I had a lady last week whose waist I measured (cinching the tape tight, as per procedure) at 41 inches—honestly not all that big. So she picked out a 41-inch corset to try on. I could tell halfway through getting her laced that it was going to be a bit big for her, so I mentioned it and said she might do better to try a smaller size. She started crying on the spot. She was so overwhelmed; she couldn’t believe someone had just told her that a 41 was too big. She told me about how hard clothes shopping was for her, how her mother would tell her she needed an XXXL instead of an XXL, how she had recently lost weight but still couldn’t wear certain colors because they didn’t fit or she wasn’t confident enough.

She did end up getting her corset, and after I checked her out she asked if she could give me a hug, so we ended up standing there hugging each other for a minute. While we did, I told her, “Do not ever let anyone tell you any bullshit. You are gorgeous.” She said, “I have a new boyfriend and he keeps telling me that.” I told her he was right, and to just keep telling herself she’s gorgeous; it was okay if she didn’t always believe it, but to keep telling herself anyway. (That’s how I talked myself through shit when I had bad anxiety.)

We all know fat-shaming is bad.
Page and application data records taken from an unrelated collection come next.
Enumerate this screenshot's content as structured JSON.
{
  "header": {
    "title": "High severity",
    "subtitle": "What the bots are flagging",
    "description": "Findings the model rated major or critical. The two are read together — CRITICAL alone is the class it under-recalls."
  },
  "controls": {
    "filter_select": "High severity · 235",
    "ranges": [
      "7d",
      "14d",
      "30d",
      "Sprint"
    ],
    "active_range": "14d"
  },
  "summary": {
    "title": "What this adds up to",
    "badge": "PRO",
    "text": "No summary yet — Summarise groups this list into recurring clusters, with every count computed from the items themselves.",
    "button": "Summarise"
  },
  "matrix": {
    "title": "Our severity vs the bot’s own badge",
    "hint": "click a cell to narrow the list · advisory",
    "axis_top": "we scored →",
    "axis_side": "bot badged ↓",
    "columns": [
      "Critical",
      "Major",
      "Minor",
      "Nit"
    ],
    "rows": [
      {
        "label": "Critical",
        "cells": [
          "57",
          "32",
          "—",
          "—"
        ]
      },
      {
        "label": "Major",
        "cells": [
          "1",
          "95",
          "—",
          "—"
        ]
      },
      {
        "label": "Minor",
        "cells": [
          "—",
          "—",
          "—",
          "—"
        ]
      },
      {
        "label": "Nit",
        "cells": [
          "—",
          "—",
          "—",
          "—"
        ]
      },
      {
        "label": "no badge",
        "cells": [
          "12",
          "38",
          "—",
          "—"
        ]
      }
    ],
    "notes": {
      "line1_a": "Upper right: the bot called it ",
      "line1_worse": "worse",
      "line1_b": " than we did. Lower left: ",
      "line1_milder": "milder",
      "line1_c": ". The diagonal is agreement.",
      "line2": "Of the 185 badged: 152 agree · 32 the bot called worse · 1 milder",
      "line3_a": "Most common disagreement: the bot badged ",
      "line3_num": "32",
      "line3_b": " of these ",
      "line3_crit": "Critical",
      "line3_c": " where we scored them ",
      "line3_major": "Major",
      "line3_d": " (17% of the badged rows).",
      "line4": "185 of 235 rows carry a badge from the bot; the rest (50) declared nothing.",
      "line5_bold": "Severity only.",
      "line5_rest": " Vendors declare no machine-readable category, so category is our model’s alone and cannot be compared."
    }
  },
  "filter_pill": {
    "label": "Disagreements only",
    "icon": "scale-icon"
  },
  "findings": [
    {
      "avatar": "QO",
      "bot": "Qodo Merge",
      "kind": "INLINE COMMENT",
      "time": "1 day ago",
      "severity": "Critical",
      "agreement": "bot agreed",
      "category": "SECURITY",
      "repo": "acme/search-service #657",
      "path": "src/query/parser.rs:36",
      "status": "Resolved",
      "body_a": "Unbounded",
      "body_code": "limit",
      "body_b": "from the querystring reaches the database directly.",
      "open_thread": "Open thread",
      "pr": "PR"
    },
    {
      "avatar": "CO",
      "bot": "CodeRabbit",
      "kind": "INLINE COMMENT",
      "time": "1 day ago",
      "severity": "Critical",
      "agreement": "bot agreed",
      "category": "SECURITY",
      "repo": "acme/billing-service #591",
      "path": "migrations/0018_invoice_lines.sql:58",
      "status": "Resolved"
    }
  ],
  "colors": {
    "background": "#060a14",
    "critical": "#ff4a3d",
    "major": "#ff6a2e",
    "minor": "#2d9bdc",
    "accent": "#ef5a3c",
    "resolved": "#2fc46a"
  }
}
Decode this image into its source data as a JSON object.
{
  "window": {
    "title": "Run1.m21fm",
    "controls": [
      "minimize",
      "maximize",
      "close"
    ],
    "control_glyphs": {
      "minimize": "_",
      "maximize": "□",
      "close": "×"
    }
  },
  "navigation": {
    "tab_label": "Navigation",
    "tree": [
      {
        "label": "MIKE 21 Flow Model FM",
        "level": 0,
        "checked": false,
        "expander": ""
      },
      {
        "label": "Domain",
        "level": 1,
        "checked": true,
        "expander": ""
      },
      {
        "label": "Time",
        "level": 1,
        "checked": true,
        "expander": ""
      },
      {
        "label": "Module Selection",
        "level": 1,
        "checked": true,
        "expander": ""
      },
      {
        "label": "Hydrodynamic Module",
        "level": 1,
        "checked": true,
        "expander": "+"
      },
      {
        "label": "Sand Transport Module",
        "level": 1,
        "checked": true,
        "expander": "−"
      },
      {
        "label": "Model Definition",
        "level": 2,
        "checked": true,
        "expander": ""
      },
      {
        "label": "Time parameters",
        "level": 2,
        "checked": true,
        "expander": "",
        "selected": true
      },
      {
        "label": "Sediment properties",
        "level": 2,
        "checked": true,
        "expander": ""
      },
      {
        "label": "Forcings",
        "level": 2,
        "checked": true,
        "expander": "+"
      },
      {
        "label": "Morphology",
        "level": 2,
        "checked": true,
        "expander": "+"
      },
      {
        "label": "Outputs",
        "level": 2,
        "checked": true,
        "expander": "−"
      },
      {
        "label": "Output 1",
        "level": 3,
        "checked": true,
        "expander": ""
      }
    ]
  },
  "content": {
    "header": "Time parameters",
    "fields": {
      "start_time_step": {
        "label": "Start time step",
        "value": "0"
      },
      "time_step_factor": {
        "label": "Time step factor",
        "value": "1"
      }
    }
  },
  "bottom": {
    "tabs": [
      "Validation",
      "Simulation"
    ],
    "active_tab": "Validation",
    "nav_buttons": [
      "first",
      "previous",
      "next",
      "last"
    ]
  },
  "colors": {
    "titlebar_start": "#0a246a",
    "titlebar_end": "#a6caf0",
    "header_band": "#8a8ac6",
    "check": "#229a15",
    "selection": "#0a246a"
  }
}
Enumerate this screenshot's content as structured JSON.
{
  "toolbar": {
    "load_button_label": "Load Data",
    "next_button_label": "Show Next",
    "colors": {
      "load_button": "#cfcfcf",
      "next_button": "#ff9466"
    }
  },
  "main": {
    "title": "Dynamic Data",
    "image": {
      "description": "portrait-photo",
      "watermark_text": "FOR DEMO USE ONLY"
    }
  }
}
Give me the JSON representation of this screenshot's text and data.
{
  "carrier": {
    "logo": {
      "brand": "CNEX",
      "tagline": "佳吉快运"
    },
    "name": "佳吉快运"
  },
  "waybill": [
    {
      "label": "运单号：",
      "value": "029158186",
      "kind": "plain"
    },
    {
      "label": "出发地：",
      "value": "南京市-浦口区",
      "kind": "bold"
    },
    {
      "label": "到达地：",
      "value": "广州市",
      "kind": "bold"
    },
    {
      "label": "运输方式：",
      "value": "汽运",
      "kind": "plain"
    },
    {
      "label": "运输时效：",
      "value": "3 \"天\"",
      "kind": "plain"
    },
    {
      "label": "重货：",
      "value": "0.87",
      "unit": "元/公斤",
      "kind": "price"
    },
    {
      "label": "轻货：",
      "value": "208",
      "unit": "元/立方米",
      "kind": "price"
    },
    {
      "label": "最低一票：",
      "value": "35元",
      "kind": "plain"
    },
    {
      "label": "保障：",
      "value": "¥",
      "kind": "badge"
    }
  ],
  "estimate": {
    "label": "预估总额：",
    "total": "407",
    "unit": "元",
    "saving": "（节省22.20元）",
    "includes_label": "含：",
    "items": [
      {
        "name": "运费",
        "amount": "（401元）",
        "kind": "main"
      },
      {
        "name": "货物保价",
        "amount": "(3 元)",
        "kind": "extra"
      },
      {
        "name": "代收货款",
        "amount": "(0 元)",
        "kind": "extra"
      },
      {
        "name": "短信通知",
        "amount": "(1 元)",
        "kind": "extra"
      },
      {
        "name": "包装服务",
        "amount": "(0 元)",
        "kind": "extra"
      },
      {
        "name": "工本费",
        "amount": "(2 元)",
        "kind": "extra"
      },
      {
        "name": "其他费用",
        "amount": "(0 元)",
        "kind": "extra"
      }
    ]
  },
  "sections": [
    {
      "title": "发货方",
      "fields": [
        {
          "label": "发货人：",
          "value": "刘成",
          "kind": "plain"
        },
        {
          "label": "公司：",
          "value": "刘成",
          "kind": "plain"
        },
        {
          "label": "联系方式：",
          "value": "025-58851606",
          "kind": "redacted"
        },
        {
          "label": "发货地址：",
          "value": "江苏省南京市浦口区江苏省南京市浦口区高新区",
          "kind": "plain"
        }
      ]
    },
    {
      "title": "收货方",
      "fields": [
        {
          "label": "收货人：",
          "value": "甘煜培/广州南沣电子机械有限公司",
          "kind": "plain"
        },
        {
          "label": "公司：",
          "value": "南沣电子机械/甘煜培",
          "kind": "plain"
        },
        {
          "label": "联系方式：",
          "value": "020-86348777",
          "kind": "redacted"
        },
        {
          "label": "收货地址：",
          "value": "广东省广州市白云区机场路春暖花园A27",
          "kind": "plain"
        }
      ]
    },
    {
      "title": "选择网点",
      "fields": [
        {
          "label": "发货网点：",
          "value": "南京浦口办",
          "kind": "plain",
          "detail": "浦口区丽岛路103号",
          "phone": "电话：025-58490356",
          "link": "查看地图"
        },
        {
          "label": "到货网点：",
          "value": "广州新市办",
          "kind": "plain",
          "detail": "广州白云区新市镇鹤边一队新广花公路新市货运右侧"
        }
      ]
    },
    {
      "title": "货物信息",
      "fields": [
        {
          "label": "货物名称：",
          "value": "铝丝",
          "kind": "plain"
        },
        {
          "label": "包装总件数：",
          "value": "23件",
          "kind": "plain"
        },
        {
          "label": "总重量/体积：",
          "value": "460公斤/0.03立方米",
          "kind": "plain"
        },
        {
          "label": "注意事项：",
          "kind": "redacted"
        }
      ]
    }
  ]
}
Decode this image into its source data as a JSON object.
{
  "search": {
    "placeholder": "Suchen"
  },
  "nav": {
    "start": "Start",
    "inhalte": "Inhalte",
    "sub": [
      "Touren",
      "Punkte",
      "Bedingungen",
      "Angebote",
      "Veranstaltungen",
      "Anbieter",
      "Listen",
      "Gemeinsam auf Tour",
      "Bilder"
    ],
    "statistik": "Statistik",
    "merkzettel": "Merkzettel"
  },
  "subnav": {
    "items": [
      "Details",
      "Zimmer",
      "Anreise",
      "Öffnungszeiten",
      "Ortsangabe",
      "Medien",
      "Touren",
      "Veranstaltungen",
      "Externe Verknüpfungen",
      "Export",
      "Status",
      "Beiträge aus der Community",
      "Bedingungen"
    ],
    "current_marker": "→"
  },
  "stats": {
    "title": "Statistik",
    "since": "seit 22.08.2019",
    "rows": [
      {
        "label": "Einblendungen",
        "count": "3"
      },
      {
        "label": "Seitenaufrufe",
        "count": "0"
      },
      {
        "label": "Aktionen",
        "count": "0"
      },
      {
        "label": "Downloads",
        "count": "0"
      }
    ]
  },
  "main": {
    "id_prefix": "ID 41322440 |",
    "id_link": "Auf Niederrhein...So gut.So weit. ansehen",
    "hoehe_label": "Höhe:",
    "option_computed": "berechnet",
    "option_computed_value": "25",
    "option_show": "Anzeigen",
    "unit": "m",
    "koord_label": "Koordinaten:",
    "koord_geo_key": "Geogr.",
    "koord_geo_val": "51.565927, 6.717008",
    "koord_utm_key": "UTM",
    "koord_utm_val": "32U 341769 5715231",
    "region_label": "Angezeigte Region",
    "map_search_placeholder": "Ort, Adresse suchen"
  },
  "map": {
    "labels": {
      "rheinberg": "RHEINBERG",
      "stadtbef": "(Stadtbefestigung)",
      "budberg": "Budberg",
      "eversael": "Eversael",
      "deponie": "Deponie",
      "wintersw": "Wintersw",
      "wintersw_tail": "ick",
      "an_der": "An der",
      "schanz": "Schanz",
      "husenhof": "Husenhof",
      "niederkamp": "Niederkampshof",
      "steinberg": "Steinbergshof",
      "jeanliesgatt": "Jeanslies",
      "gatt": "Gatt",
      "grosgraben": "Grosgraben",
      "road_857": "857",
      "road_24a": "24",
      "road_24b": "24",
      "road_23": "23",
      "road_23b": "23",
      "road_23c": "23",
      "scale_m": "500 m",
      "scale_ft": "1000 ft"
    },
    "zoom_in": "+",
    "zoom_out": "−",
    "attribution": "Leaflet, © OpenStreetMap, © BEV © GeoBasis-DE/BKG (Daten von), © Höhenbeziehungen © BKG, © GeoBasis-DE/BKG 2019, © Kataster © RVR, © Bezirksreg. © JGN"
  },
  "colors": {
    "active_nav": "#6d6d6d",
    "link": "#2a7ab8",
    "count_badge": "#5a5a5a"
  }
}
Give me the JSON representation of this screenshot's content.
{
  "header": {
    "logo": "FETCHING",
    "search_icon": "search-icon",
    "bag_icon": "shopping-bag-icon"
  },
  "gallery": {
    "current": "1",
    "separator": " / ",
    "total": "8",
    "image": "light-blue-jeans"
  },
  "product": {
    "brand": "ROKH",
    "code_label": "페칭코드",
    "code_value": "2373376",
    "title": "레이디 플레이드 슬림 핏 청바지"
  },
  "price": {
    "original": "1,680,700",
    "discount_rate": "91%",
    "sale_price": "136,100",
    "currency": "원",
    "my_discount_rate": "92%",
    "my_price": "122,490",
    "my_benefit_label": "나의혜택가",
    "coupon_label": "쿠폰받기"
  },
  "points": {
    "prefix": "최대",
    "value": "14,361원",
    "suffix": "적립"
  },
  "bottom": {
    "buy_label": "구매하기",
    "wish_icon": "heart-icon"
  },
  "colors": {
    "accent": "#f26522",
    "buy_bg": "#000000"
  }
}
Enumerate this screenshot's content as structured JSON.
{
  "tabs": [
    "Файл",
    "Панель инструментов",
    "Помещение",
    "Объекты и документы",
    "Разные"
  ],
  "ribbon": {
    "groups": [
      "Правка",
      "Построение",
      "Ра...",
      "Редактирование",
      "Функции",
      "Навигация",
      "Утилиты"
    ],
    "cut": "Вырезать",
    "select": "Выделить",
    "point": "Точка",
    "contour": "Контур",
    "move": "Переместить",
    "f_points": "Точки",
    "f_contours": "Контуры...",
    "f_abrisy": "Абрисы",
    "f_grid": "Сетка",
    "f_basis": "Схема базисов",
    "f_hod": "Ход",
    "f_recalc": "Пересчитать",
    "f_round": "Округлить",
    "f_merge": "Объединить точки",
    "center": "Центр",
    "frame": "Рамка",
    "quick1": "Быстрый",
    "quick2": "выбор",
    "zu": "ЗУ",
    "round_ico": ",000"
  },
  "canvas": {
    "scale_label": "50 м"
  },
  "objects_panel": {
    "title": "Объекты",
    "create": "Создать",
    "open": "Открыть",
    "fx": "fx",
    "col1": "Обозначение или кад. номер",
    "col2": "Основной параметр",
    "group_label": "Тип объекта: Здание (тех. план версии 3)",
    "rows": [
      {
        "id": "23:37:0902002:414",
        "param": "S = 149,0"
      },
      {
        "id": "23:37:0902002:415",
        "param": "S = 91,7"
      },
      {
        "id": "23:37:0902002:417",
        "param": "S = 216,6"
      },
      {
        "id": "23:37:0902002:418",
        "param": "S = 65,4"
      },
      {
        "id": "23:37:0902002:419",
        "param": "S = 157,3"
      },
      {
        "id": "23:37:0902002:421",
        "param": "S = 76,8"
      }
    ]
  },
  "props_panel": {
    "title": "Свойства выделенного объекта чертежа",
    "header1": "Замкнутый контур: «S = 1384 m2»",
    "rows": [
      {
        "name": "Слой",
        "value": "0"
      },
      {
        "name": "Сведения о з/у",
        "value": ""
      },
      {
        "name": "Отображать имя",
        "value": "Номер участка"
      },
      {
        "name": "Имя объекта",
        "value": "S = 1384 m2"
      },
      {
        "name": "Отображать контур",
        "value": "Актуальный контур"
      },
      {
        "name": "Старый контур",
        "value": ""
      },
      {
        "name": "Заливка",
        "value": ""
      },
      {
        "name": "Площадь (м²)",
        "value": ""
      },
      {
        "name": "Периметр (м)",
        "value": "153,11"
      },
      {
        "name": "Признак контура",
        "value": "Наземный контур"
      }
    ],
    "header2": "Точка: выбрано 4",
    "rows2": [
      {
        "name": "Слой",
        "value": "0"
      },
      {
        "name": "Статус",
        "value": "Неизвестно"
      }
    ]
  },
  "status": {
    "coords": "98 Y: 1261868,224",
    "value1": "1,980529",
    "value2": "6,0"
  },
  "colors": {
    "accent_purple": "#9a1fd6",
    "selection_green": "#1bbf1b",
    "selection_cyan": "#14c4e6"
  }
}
The stupidity, fatphobia, and misogyny of it has pissed me off since I first became aware of it. But working with clothing, especially as figure-hugging and precise as corsets, has given me a new perspective on it—how much it affects people and just how shitty it is. Like, what does it say that I had a grown, only average-big woman crying into my shoulder because she was so overjoyed not to be the uppermost extremity of what a manufacturer can clothe?

My job rocks and it’s really rewarding, but sometimes it highlights some of the ugliest shit about society. I’m so glad I work at a shop that’s not bullshit about body types and operates with more people in mind than just scrawny white chicks like me. The fat women I work with are a ton of fun to lace up, and they’re so much more than their size—they’re cool, they’re smart, they’re funny, they’re sweet, they’re great to talk to, and yes, they’re hot. I’m so damn done with them getting short-changed and shamed by petty fucks who refuse to make them nice clothes, who refuse to even try to work for them, who refuse to consider them pretty. This whole rant was useless and won’t get read, but I had to vent because it’s been driving me nuts.

So actually, screw you, random dude. Fat girls are the highlight of my job.

he gives me so much butterflies making me never want to stop thinking about him. he’s always the last thing on my mind and i’m always making fake little scenarios i wish would happen. seeing him in person makes the butterflies in my stomach seem like nothing. he’s always smiling which makes me want to smile back. his eyes make me drown even though they aren’t even close to the color of the ocean. his voice and his laugh are just so adorable. his personality and how he likes to have fun makes me so happy. he’s so hyper and just so ‘loveable’. i’m falling for him so badly but he can’t see how i can make him happy. how i can help him in bad times, how i can always be there for him, he just doesn’t see how much i want to be there by his side. it stings me just knowing that i think about him all day when he has probably never even thought about me once. i wanna be his but i also want to get over him but neither is happening.
—  rant.